Security guard accused of assault no longer working at GSO Depot

by Jordan Green

Warrant taken out by Latin King not served, but security officer Byron Meadows faces assault charge based on separate incident

Security guard accused of assault no longer working at GSO Depot

A private security guard accused of punching a Greensboro Transit Authority patron has been banned from working on city property, a city official confirmed Monday. A Greensboro Human Relations Department investigator concluded in a report released earlier this month that Lankford Protective Services security officer Byron Wayne Meadows punched 22-year-old Russell Kilfoil, who is Latino, at the Depot in downtown Greensboro in July in what could be considered an act of discrimination. “After we reviewed the circumstances that took place in the case as well as the actions by a supervisor, it was deemed that it was best for him to not work on city property by the city manager,” Assistant City Manager Denise Turner said. She added that Meadows might still be employed by Lankford Protective Services. Sam Lankford, owner of the company, could not be reached for comment on Monday, and a call to a residential listing for Byron W. Meadows was not returned.
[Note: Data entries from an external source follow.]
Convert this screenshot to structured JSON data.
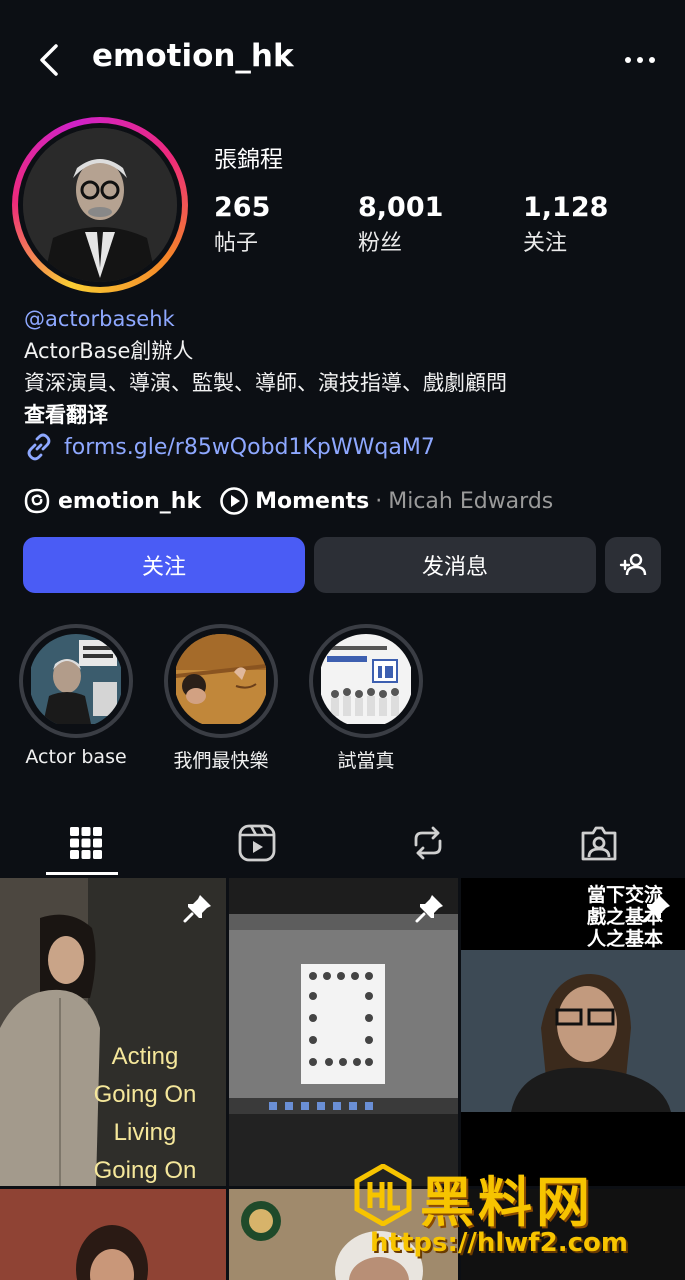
{
  "header": {
    "username": "emotion_hk"
  },
  "profile": {
    "full_name": "張錦程",
    "stats": [
      {
        "value": "265",
        "label": "帖子"
      },
      {
        "value": "8,001",
        "label": "粉丝"
      },
      {
        "value": "1,128",
        "label": "关注"
      }
    ],
    "bio": {
      "handle": "@actorbasehk",
      "line1": "ActorBase創辦人",
      "line2": "資深演員、導演、監製、導師、演技指導、戲劇顧問",
      "translate": "查看翻译",
      "link": "forms.gle/r85wQobd1KpWWqaM7"
    },
    "threads": {
      "name": "emotion_hk",
      "moments": "Moments",
      "separator": "·",
      "author": "Micah Edwards"
    }
  },
  "actions": {
    "follow": "关注",
    "message": "发消息"
  },
  "highlights": [
    {
      "label": "Actor base"
    },
    {
      "label": "我們最快樂"
    },
    {
      "label": "試當真"
    }
  ],
  "grid": {
    "post1_text": [
      "Acting",
      "Going On",
      "Living",
      "Going On"
    ],
    "post3_text": [
      "當下交流",
      "戲之基本",
      "人之基本"
    ]
  },
  "watermark": {
    "brand": "黑料网",
    "url": "https://hlwf2.com"
  },
  "colors": {
    "accent": "#4a5cf5",
    "link": "#8ea8ff",
    "background": "#0c0f14",
    "watermark": "#f7c400"
  },
  "icons": [
    "back-arrow-icon",
    "more-icon",
    "link-icon",
    "threads-icon",
    "play-circle-icon",
    "add-person-icon",
    "grid-icon",
    "reels-icon",
    "repost-icon",
    "tagged-icon",
    "pin-icon"
  ]
}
Kilfoil is a member of the Almighty Latin King and Queen Nation, a group considered to be a gang by the Greensboro Police Department. North Carolina Latin King Inca Jorge Cornell hailed the decision as a triumph. “He’s banned; that’s a big victory for us,” Cornell said. “That’s part of the justice we’re seeking. He still remains employed by Lankford. Lankford is backing him up all the way. All that’s telling us is that Lankford is condoning racism. I stress that very hard. That’s not cool. I’m just glad the city manager stepped up to say he didn’t want him working on city property.” Meanwhile, Meadows is facing trial on Jan. 13 for a separate incident. Meadows is charged with misdemeanor assault based on a complaint filed by Hiram Gardner of Greensboro, who alleges he was struck by Meadows three days after the incident involving Kilfoil occurred. “I was sitting at the bus terminal when I was approached by two security officers,” Gardner wrote in a statement. “Mr. Meadows questioned me about being at the Depot. I told him I was waiting on the bus. I continued my conversation on the phone when Mr. Meadows grabbed me around my throat and began slamming me on the bench. This attack was unprovoked. I called the GPD and the patrolman came out and took my statement.” The Latin Kings and their lawyer had been under the impression that Meadows faced trial based on the incident involving Kilfoil, but a source with the Guilford County Criminal Warrant Magistrate’s office said the warrant taken out against Meadows by Kilfoil was never served. A woman at the criminal magistrate magistrate’s office who identified herself as J. Jamieson said a warrant taken out by Kilfoil on July 8 named Bryan Wayne Meadows as the suspect. The person identified in the human relations report as Kilfoil’s assailant is Byron Wayne Meadows. Cpl. K. LaBoard, with the Greensboro Police Department’s warrant squad, confirmed that the warrant against Bryan Wayne Meadows had not been served. Cornell, who was with Kilfoil when he spoke by phone on Monday, said the victim gave a magistrate only the security officer’s first and middle initials, BW — as shown on his badge — when he took out the warrant. The Latin Kings have said numerous times that Kilfoil tried to take out a warrant against Meadows immediately after the incident, but was told by a magistrate that he could not do so because the suspect was a police officer. Cornell said Kilfoil then went to the Greensboro Human Relations Department to file a complaint, and was told by Human Relations Director Anthony Wade that Meadows was in fact a private security officer, not a police officer. Later, Kilfoil returned to the criminal warrant magistrate’s office and took out a warrant against Meadows, not knowing that it used an incorrect name for the suspect. LaBoard said for the warrant to be properly served Kilfoil will have to go back to the criminal warrant magistrate’s office and correct the error. “The victim that filed the warrant needs to find out why the name is [misspelled],” she said. “Did he have the wrong name or did the magistrate type the wrong name? Let’s say the magistrate typed the wrong name. The magistrate can recall the warrant and amend the name, and the charges will stay the same. If the victim gave the wrong name and is sure this is the person, they will amend the warrant and issue a new one.”